Records for the exercise:
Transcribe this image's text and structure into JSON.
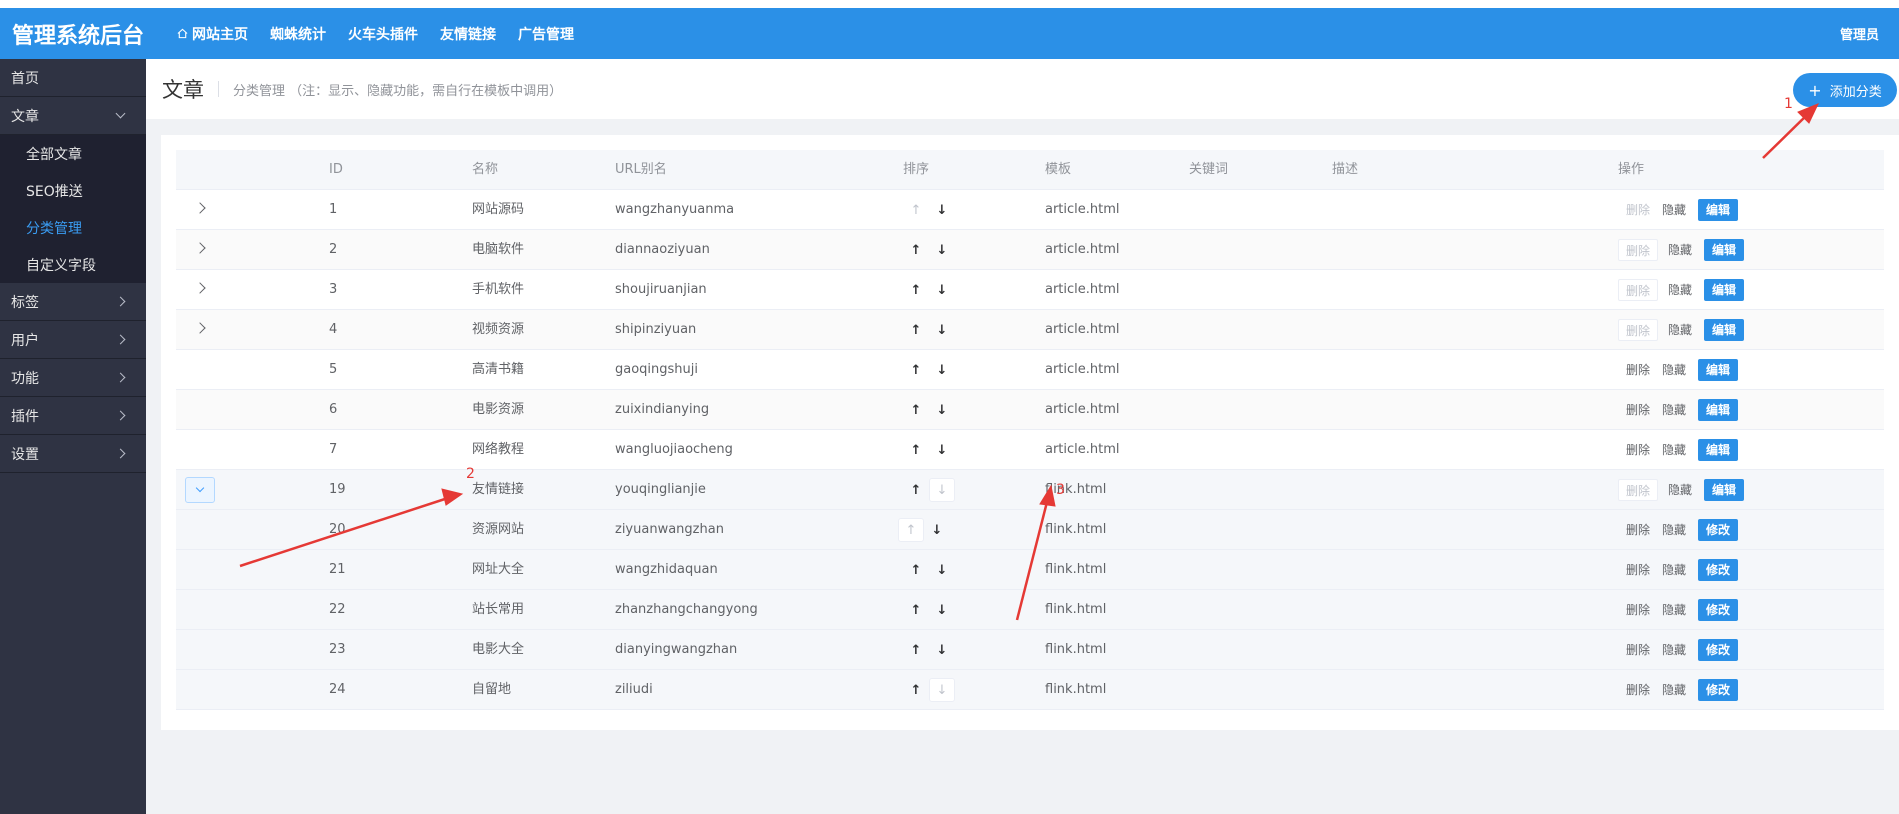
{
  "app": {
    "title": "管理系统后台",
    "user": "管理员"
  },
  "topnav": [
    {
      "label": "网站主页",
      "icon": "home-icon"
    },
    {
      "label": "蜘蛛统计"
    },
    {
      "label": "火车头插件"
    },
    {
      "label": "友情链接"
    },
    {
      "label": "广告管理"
    }
  ],
  "sidebar": {
    "home": "首页",
    "article": "文章",
    "article_sub": [
      "全部文章",
      "SEO推送",
      "分类管理",
      "自定义字段"
    ],
    "active_sub": "分类管理",
    "others": [
      "标签",
      "用户",
      "功能",
      "插件",
      "设置"
    ]
  },
  "page": {
    "title": "文章",
    "desc": "分类管理 （注：显示、隐藏功能，需自行在模板中调用）",
    "add_button": "添加分类"
  },
  "table": {
    "headers": {
      "id": "ID",
      "name": "名称",
      "url": "URL别名",
      "sort": "排序",
      "template": "模板",
      "keywords": "关键词",
      "description": "描述",
      "ops": "操作"
    },
    "rows": [
      {
        "id": "1",
        "name": "网站源码",
        "url": "wangzhanyuanma",
        "template": "article.html",
        "expand": "collapsed",
        "child": false,
        "edit": "编辑"
      },
      {
        "id": "2",
        "name": "电脑软件",
        "url": "diannaoziyuan",
        "template": "article.html",
        "expand": "collapsed",
        "child": false,
        "edit": "编辑"
      },
      {
        "id": "3",
        "name": "手机软件",
        "url": "shoujiruanjian",
        "template": "article.html",
        "expand": "collapsed",
        "child": false,
        "edit": "编辑"
      },
      {
        "id": "4",
        "name": "视频资源",
        "url": "shipinziyuan",
        "template": "article.html",
        "expand": "collapsed",
        "child": false,
        "edit": "编辑"
      },
      {
        "id": "5",
        "name": "高清书籍",
        "url": "gaoqingshuji",
        "template": "article.html",
        "expand": "none",
        "child": false,
        "edit": "编辑"
      },
      {
        "id": "6",
        "name": "电影资源",
        "url": "zuixindianying",
        "template": "article.html",
        "expand": "none",
        "child": false,
        "edit": "编辑"
      },
      {
        "id": "7",
        "name": "网络教程",
        "url": "wangluojiaocheng",
        "template": "article.html",
        "expand": "none",
        "child": false,
        "edit": "编辑"
      },
      {
        "id": "19",
        "name": "友情链接",
        "url": "youqinglianjie",
        "template": "flink.html",
        "expand": "expanded",
        "child": false,
        "edit": "编辑"
      },
      {
        "id": "20",
        "name": "资源网站",
        "url": "ziyuanwangzhan",
        "template": "flink.html",
        "expand": "none",
        "child": true,
        "edit": "修改"
      },
      {
        "id": "21",
        "name": "网址大全",
        "url": "wangzhidaquan",
        "template": "flink.html",
        "expand": "none",
        "child": true,
        "edit": "修改"
      },
      {
        "id": "22",
        "name": "站长常用",
        "url": "zhanzhangchangyong",
        "template": "flink.html",
        "expand": "none",
        "child": true,
        "edit": "修改"
      },
      {
        "id": "23",
        "name": "电影大全",
        "url": "dianyingwangzhan",
        "template": "flink.html",
        "expand": "none",
        "child": true,
        "edit": "修改"
      },
      {
        "id": "24",
        "name": "自留地",
        "url": "ziliudi",
        "template": "flink.html",
        "expand": "none",
        "child": true,
        "edit": "修改"
      }
    ],
    "op_labels": {
      "delete": "删除",
      "hide": "隐藏"
    }
  },
  "annotations": [
    "1",
    "2",
    "3"
  ],
  "colors": {
    "primary": "#2b90e7",
    "sidebar": "#2f3343",
    "annotation": "#e53935"
  }
}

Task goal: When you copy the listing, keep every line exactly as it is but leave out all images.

Response for this exercise:
Transcribe this image's text and structure into JSON.
{
  "app": {
    "title": "管理系统后台",
    "user": "管理员"
  },
  "topnav": [
    {
      "label": "网站主页",
      "icon": "home-icon"
    },
    {
      "label": "蜘蛛统计"
    },
    {
      "label": "火车头插件"
    },
    {
      "label": "友情链接"
    },
    {
      "label": "广告管理"
    }
  ],
  "sidebar": {
    "home": "首页",
    "article": "文章",
    "article_sub": [
      "全部文章",
      "SEO推送",
      "分类管理",
      "自定义字段"
    ],
    "active_sub": "分类管理",
    "others": [
      "标签",
      "用户",
      "功能",
      "插件",
      "设置"
    ]
  },
  "page": {
    "title": "文章",
    "desc": "分类管理 （注：显示、隐藏功能，需自行在模板中调用）",
    "add_button": "添加分类"
  },
  "table": {
    "headers": {
      "id": "ID",
      "name": "名称",
      "url": "URL别名",
      "sort": "排序",
      "template": "模板",
      "keywords": "关键词",
      "description": "描述",
      "ops": "操作"
    },
    "rows": [
      {
        "id": "1",
        "name": "网站源码",
        "url": "wangzhanyuanma",
        "template": "article.html",
        "expand": "collapsed",
        "child": false,
        "edit": "编辑"
      },
      {
        "id": "2",
        "name": "电脑软件",
        "url": "diannaoziyuan",
        "template": "article.html",
        "expand": "collapsed",
        "child": false,
        "edit": "编辑"
      },
      {
        "id": "3",
        "name": "手机软件",
        "url": "shoujiruanjian",
        "template": "article.html",
        "expand": "collapsed",
        "child": false,
        "edit": "编辑"
      },
      {
        "id": "4",
        "name": "视频资源",
        "url": "shipinziyuan",
        "template": "article.html",
        "expand": "collapsed",
        "child": false,
        "edit": "编辑"
      },
      {
        "id": "5",
        "name": "高清书籍",
        "url": "gaoqingshuji",
        "template": "article.html",
        "expand": "none",
        "child": false,
        "edit": "编辑"
      },
      {
        "id": "6",
        "name": "电影资源",
        "url": "zuixindianying",
        "template": "article.html",
        "expand": "none",
        "child": false,
        "edit": "编辑"
      },
      {
        "id": "7",
        "name": "网络教程",
        "url": "wangluojiaocheng",
        "template": "article.html",
        "expand": "none",
        "child": false,
        "edit": "编辑"
      },
      {
        "id": "19",
        "name": "友情链接",
        "url": "youqinglianjie",
        "template": "flink.html",
        "expand": "expanded",
        "child": false,
        "edit": "编辑"
      },
      {
        "id": "20",
        "name": "资源网站",
        "url": "ziyuanwangzhan",
        "template": "flink.html",
        "expand": "none",
        "child": true,
        "edit": "修改"
      },
      {
        "id": "21",
        "name": "网址大全",
        "url": "wangzhidaquan",
        "template": "flink.html",
        "expand": "none",
        "child": true,
        "edit": "修改"
      },
      {
        "id": "22",
        "name": "站长常用",
        "url": "zhanzhangchangyong",
        "template": "flink.html",
        "expand": "none",
        "child": true,
        "edit": "修改"
      },
      {
        "id": "23",
        "name": "电影大全",
        "url": "dianyingwangzhan",
        "template": "flink.html",
        "expand": "none",
        "child": true,
        "edit": "修改"
      },
      {
        "id": "24",
        "name": "自留地",
        "url": "ziliudi",
        "template": "flink.html",
        "expand": "none",
        "child": true,
        "edit": "修改"
      }
    ],
    "op_labels": {
      "delete": "删除",
      "hide": "隐藏"
    }
  },
  "annotations": [
    "1",
    "2",
    "3"
  ],
  "colors": {
    "primary": "#2b90e7",
    "sidebar": "#2f3343",
    "annotation": "#e53935"
  }
}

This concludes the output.